##### Data section

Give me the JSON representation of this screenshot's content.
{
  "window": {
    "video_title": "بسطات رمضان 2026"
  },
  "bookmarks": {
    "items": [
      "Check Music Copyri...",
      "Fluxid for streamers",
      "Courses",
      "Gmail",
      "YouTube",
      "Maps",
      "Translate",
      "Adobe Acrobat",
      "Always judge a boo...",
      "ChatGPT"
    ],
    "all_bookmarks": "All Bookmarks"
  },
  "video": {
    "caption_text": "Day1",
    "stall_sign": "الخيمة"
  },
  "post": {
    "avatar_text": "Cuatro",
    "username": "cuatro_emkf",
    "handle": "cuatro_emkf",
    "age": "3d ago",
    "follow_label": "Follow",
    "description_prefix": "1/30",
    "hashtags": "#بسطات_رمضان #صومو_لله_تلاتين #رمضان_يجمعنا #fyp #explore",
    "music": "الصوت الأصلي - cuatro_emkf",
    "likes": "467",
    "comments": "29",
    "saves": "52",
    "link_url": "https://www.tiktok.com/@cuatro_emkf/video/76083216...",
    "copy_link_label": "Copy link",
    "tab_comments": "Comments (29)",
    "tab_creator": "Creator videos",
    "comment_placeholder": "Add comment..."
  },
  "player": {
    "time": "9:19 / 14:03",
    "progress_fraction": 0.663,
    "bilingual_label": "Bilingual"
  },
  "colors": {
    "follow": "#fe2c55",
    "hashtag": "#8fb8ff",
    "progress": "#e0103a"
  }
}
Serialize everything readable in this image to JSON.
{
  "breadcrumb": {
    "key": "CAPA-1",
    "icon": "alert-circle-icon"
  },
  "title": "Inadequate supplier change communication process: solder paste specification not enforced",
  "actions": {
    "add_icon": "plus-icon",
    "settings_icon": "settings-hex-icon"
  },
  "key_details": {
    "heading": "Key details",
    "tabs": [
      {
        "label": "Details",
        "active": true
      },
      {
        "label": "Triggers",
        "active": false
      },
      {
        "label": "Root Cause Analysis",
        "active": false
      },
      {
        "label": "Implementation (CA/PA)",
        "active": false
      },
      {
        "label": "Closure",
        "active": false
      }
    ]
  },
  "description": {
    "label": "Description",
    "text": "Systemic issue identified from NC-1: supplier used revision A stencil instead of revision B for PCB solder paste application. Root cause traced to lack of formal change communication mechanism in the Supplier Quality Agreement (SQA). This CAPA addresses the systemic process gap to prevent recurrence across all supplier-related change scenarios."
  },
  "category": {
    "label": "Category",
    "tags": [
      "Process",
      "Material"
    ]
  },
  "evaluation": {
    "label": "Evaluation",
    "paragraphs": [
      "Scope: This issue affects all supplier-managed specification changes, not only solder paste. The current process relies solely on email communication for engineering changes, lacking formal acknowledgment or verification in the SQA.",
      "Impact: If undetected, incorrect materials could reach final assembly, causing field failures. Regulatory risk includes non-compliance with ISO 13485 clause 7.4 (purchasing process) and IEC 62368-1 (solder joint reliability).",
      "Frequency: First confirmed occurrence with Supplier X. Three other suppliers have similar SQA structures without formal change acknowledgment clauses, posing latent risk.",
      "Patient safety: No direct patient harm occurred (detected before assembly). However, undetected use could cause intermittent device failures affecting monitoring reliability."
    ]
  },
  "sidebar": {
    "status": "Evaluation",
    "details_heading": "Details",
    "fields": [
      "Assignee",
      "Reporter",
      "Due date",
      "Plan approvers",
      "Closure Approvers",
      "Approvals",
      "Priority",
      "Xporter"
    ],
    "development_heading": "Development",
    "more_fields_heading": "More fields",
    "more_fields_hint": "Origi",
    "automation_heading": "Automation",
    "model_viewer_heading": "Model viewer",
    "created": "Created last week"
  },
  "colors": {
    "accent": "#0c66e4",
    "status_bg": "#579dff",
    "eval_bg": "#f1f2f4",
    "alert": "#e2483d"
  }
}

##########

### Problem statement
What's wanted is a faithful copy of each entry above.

### Task solution
Give me the JSON representation of this screenshot's content.
{
  "window": {
    "video_title": "بسطات رمضان 2026"
  },
  "bookmarks": {
    "items": [
      "Check Music Copyri...",
      "Fluxid for streamers",
      "Courses",
      "Gmail",
      "YouTube",
      "Maps",
      "Translate",
      "Adobe Acrobat",
      "Always judge a boo...",
      "ChatGPT"
    ],
    "all_bookmarks": "All Bookmarks"
  },
  "video": {
    "caption_text": "Day1",
    "stall_sign": "الخيمة"
  },
  "post": {
    "avatar_text": "Cuatro",
    "username": "cuatro_emkf",
    "handle": "cuatro_emkf",
    "age": "3d ago",
    "follow_label": "Follow",
    "description_prefix": "1/30",
    "hashtags": "#بسطات_رمضان #صومو_لله_تلاتين #رمضان_يجمعنا #fyp #explore",
    "music": "الصوت الأصلي - cuatro_emkf",
    "likes": "467",
    "comments": "29",
    "saves": "52",
    "link_url": "https://www.tiktok.com/@cuatro_emkf/video/76083216...",
    "copy_link_label": "Copy link",
    "tab_comments": "Comments (29)",
    "tab_creator": "Creator videos",
    "comment_placeholder": "Add comment..."
  },
  "player": {
    "time": "9:19 / 14:03",
    "progress_fraction": 0.663,
    "bilingual_label": "Bilingual"
  },
  "colors": {
    "follow": "#fe2c55",
    "hashtag": "#8fb8ff",
    "progress": "#e0103a"
  }
}
Serialize everything readable in this image to JSON.
{
  "breadcrumb": {
    "key": "CAPA-1",
    "icon": "alert-circle-icon"
  },
  "title": "Inadequate supplier change communication process: solder paste specification not enforced",
  "actions": {
    "add_icon": "plus-icon",
    "settings_icon": "settings-hex-icon"
  },
  "key_details": {
    "heading": "Key details",
    "tabs": [
      {
        "label": "Details",
        "active": true
      },
      {
        "label": "Triggers",
        "active": false
      },
      {
        "label": "Root Cause Analysis",
        "active": false
      },
      {
        "label": "Implementation (CA/PA)",
        "active": false
      },
      {
        "label": "Closure",
        "active": false
      }
    ]
  },
  "description": {
    "label": "Description",
    "text": "Systemic issue identified from NC-1: supplier used revision A stencil instead of revision B for PCB solder paste application. Root cause traced to lack of formal change communication mechanism in the Supplier Quality Agreement (SQA). This CAPA addresses the systemic process gap to prevent recurrence across all supplier-related change scenarios."
  },
  "category": {
    "label": "Category",
    "tags": [
      "Process",
      "Material"
    ]
  },
  "evaluation": {
    "label": "Evaluation",
    "paragraphs": [
      "Scope: This issue affects all supplier-managed specification changes, not only solder paste. The current process relies solely on email communication for engineering changes, lacking formal acknowledgment or verification in the SQA.",
      "Impact: If undetected, incorrect materials could reach final assembly, causing field failures. Regulatory risk includes non-compliance with ISO 13485 clause 7.4 (purchasing process) and IEC 62368-1 (solder joint reliability).",
      "Frequency: First confirmed occurrence with Supplier X. Three other suppliers have similar SQA structures without formal change acknowledgment clauses, posing latent risk.",
      "Patient safety: No direct patient harm occurred (detected before assembly). However, undetected use could cause intermittent device failures affecting monitoring reliability."
    ]
  },
  "sidebar": {
    "status": "Evaluation",
    "details_heading": "Details",
    "fields": [
      "Assignee",
      "Reporter",
      "Due date",
      "Plan approvers",
      "Closure Approvers",
      "Approvals",
      "Priority",
      "Xporter"
    ],
    "development_heading": "Development",
    "more_fields_heading": "More fields",
    "more_fields_hint": "Origi",
    "automation_heading": "Automation",
    "model_viewer_heading": "Model viewer",
    "created": "Created last week"
  },
  "colors": {
    "accent": "#0c66e4",
    "status_bg": "#579dff",
    "eval_bg": "#f1f2f4",
    "alert": "#e2483d"
  }
}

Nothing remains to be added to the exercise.